Witziers, B., Bosker, R. J., & Kruger, M. L. (2003). Educational leadership and student achievement: The elusive search for an association. Educational Administration Quarterly, 39(3), 398-425.
(1) list of these core studies along with the effect sizes is available from the first author.
(2) An effect size between 0 and 0.20 was considered to be having weak to no impact; between 0.20 and 0.40 having a small but educationally significant impact; between 0.40 and 0.60 having a medium educationally significant impact; and greater than 0.60 having a large educationally significant impact. Where effect sizes were not provided by the authors of the individual studies, the BES authors computed effect sizes themselves from the statistical data provided.
(3) Developed from Parr, J., Timperley, H., Reddish, P., Jesson, R., & Adams, R. (2006). Literacy professional development project: Identifying effective teaching and professional development practices for enhanced student learning. Wellington: Learning Media Ltd.
Viviane M.J. Robinson
Helen S. Timperley
The University of Auckland
Professor Viviane Robinson holds a Personal Chair in Education at the University of Auckland. She is also Academic Director of the First-time Principals Program, the national induction program for New Zealand school principals. Email email@example.com.

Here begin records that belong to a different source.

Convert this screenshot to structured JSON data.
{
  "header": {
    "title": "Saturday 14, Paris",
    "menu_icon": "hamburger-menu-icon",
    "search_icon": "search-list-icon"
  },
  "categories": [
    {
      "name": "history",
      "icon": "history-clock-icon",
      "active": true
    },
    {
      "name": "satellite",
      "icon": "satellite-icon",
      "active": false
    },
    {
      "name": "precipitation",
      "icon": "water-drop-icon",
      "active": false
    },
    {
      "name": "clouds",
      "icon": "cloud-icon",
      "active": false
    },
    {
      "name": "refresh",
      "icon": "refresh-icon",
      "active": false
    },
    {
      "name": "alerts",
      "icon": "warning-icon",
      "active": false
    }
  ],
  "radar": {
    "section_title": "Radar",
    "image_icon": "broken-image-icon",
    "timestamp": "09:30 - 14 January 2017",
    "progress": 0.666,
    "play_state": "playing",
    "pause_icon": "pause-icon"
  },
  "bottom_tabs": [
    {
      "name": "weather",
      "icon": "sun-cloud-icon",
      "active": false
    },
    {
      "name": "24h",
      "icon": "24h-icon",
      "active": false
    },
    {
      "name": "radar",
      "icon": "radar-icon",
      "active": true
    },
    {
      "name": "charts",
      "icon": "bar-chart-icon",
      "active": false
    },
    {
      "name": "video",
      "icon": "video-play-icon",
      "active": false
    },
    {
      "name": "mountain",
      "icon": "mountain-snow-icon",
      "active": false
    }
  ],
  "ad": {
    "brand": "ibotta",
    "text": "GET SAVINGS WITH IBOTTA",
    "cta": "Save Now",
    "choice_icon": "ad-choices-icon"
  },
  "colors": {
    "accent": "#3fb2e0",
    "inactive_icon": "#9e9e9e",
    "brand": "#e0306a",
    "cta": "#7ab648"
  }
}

Professor Helen Timperley is a Professor in the School of Teaching Learning and Development, Faculty of Education, the University of Auckland.